Reply with nothing but how many lines in the entries below include "this".

Data extracted from a collection:
○ ○ ○

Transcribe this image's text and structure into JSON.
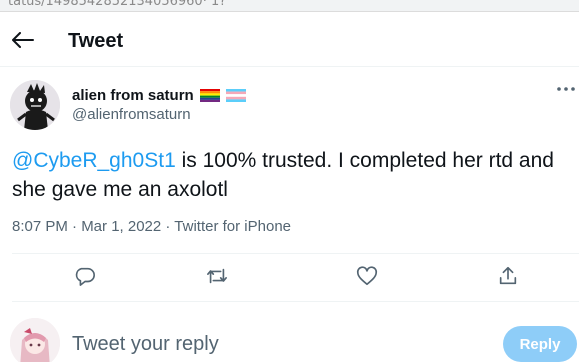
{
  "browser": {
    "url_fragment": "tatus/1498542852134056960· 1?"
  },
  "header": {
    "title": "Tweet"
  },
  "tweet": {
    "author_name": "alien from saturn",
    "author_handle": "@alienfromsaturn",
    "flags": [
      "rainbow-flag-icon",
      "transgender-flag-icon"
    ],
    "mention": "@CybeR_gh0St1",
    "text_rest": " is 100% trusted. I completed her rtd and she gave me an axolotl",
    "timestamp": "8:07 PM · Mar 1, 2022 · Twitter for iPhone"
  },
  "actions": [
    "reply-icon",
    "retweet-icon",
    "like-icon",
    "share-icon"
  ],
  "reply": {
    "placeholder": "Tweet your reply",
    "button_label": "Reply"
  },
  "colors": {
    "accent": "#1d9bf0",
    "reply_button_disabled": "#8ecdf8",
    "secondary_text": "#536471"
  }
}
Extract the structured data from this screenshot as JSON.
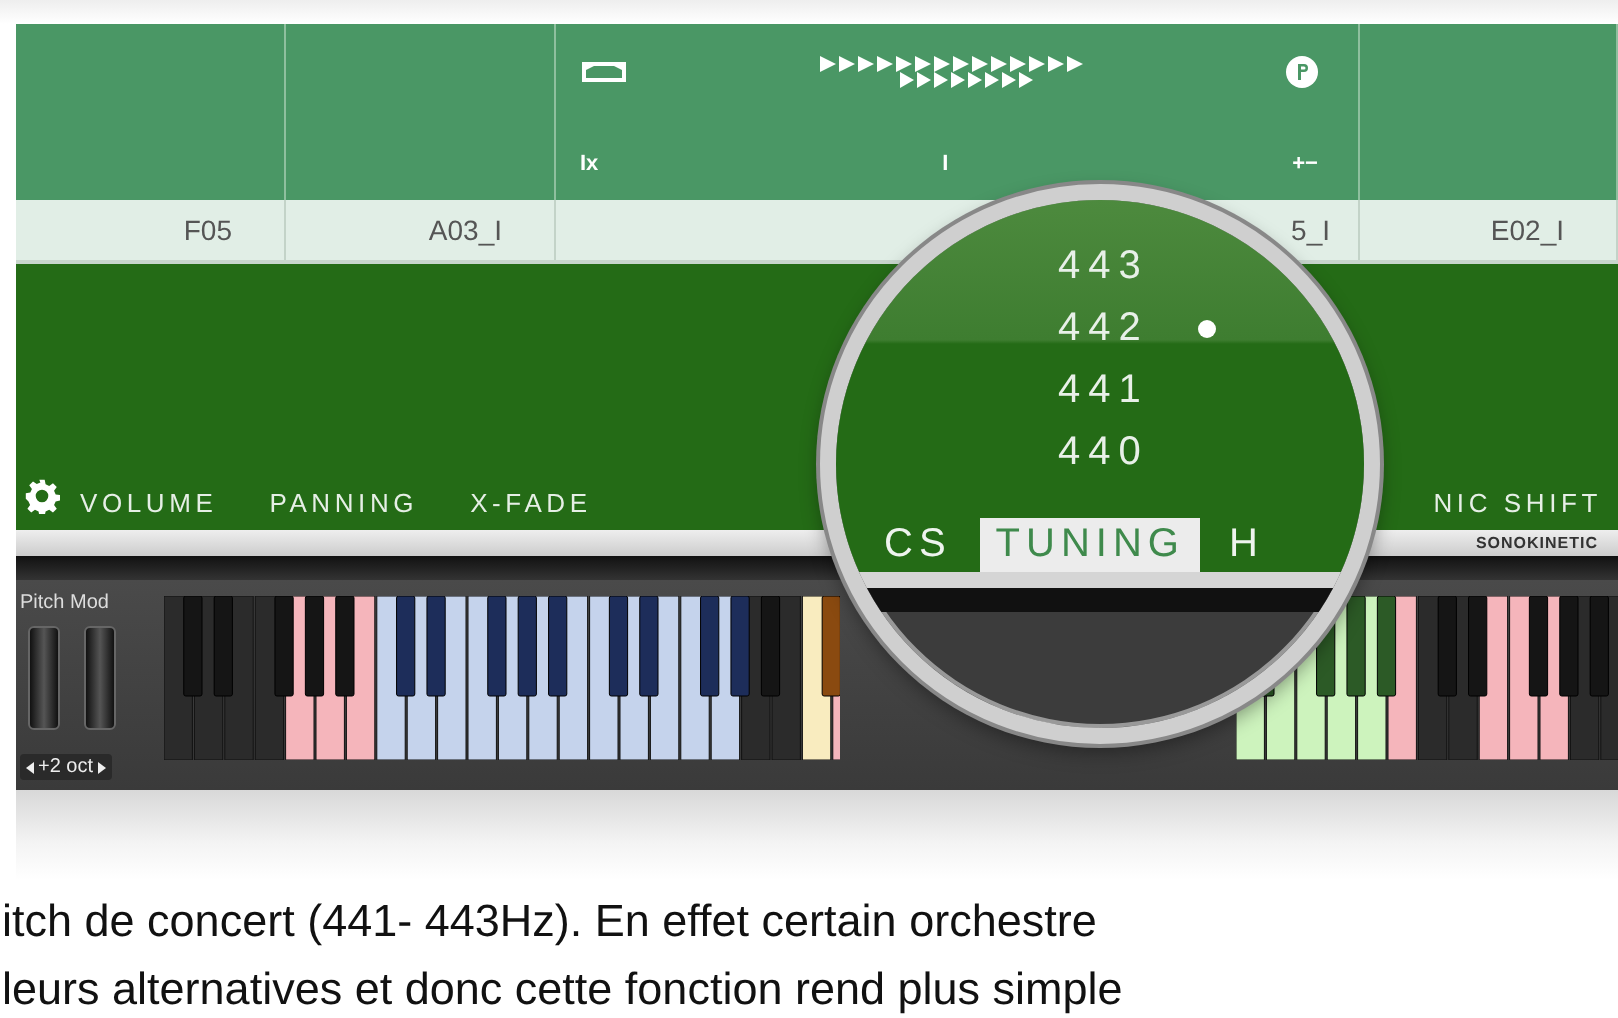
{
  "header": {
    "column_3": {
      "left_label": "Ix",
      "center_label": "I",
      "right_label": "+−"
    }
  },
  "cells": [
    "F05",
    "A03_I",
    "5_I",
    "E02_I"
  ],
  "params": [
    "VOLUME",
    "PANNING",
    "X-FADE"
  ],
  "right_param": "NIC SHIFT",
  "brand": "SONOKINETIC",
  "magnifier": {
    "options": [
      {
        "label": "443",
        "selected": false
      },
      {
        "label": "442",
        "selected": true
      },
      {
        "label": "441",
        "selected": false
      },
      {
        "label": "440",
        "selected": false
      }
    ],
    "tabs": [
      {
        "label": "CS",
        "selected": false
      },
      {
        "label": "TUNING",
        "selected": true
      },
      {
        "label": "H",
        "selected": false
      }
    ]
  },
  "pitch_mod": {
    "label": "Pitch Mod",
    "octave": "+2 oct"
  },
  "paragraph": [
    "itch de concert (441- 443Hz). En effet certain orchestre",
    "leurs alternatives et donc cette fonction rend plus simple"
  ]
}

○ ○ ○

▶ [Answer area]: 2